#### RECORDS ####
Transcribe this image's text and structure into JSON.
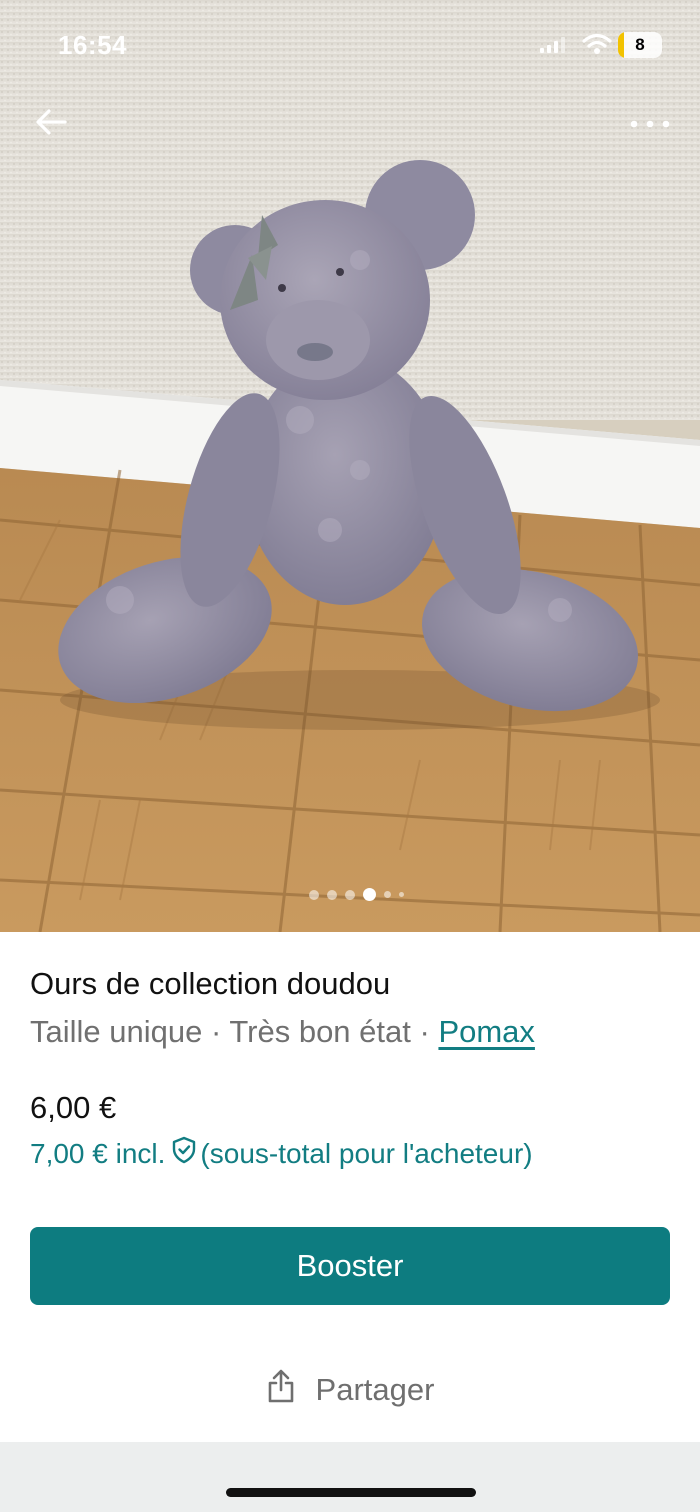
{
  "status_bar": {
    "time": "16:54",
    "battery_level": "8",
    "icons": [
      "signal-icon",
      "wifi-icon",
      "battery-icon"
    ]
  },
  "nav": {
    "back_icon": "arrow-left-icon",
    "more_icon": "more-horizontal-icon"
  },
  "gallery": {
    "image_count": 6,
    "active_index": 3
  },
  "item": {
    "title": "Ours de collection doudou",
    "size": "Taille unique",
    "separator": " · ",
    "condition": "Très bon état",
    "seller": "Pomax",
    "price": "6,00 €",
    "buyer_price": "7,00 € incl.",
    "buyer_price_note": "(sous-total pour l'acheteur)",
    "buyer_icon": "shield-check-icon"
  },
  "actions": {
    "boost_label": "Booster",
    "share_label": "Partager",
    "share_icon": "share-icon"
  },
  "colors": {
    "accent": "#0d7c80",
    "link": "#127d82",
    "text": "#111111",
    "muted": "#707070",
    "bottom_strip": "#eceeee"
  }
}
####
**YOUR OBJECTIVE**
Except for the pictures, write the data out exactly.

**EXERCISE RESPONSE**
Transcribe this image's text and structure into JSON.
{
  "status_bar": {
    "time": "16:54",
    "battery_level": "8",
    "icons": [
      "signal-icon",
      "wifi-icon",
      "battery-icon"
    ]
  },
  "nav": {
    "back_icon": "arrow-left-icon",
    "more_icon": "more-horizontal-icon"
  },
  "gallery": {
    "image_count": 6,
    "active_index": 3
  },
  "item": {
    "title": "Ours de collection doudou",
    "size": "Taille unique",
    "separator": " · ",
    "condition": "Très bon état",
    "seller": "Pomax",
    "price": "6,00 €",
    "buyer_price": "7,00 € incl.",
    "buyer_price_note": "(sous-total pour l'acheteur)",
    "buyer_icon": "shield-check-icon"
  },
  "actions": {
    "boost_label": "Booster",
    "share_label": "Partager",
    "share_icon": "share-icon"
  },
  "colors": {
    "accent": "#0d7c80",
    "link": "#127d82",
    "text": "#111111",
    "muted": "#707070",
    "bottom_strip": "#eceeee"
  }
}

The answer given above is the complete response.